* [GIVEN INFORMATION]:
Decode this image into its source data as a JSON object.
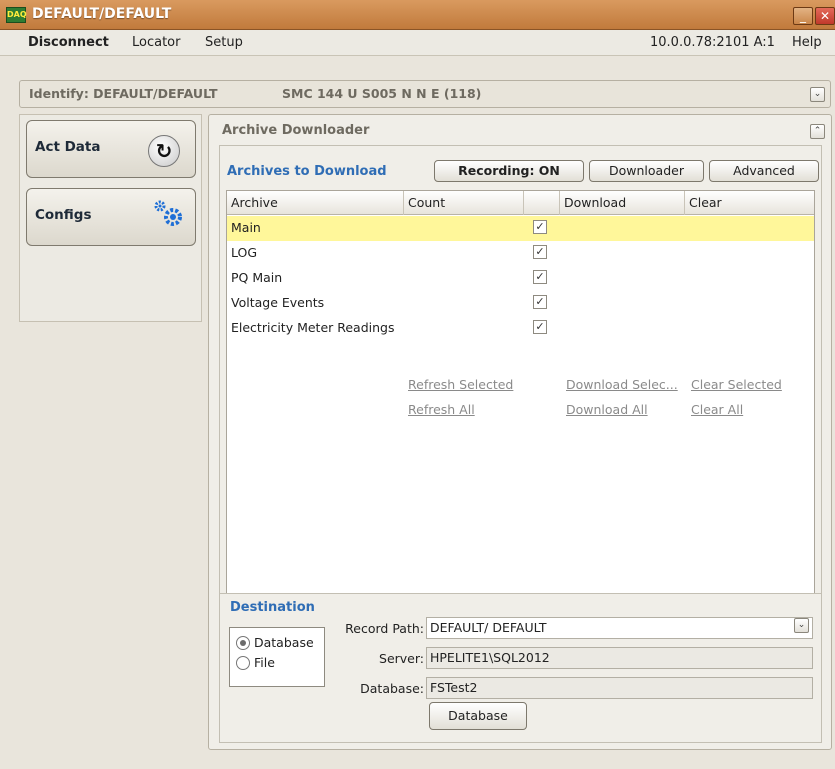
{
  "window": {
    "logo_text": "DAQ",
    "title": "DEFAULT/DEFAULT",
    "minimize_glyph": "_",
    "close_glyph": "✕"
  },
  "menu": {
    "disconnect": "Disconnect",
    "locator": "Locator",
    "setup": "Setup",
    "address": "10.0.0.78:2101 A:1",
    "help": "Help"
  },
  "identify": {
    "text": "Identify: DEFAULT/DEFAULT",
    "model": "SMC 144 U S005 N N E (118)"
  },
  "nav": {
    "act_data": "Act Data",
    "configs": "Configs"
  },
  "main": {
    "title": "Archive Downloader",
    "section_title": "Archives to Download",
    "recording_button": "Recording: ON",
    "downloader_button": "Downloader",
    "advanced_button": "Advanced",
    "columns": {
      "archive": "Archive",
      "count": "Count",
      "check": "",
      "download": "Download",
      "clear": "Clear"
    },
    "rows": [
      {
        "name": "Main",
        "checked": "✓"
      },
      {
        "name": "LOG",
        "checked": "✓"
      },
      {
        "name": "PQ Main",
        "checked": "✓"
      },
      {
        "name": "Voltage Events",
        "checked": "✓"
      },
      {
        "name": "Electricity Meter Readings",
        "checked": "✓"
      }
    ],
    "links": {
      "refresh_selected": "Refresh Selected",
      "refresh_all": "Refresh All",
      "download_selected": "Download Selec...",
      "download_all": "Download All",
      "clear_selected": "Clear Selected",
      "clear_all": "Clear All"
    }
  },
  "destination": {
    "title": "Destination",
    "radio_database": "Database",
    "radio_file": "File",
    "selected": "Database",
    "record_path_label": "Record Path:",
    "record_path_value": "DEFAULT/ DEFAULT",
    "server_label": "Server:",
    "server_value": "HPELITE1\\SQL2012",
    "database_label": "Database:",
    "database_value": "FSTest2",
    "database_button": "Database"
  },
  "colors": {
    "title_bar": "#c98644",
    "section_title": "#2f6db5",
    "selected_row": "#fff79a",
    "link": "#8a8a8a"
  }
}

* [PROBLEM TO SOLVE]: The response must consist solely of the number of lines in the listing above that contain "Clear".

* [FINAL ANSWER]: 3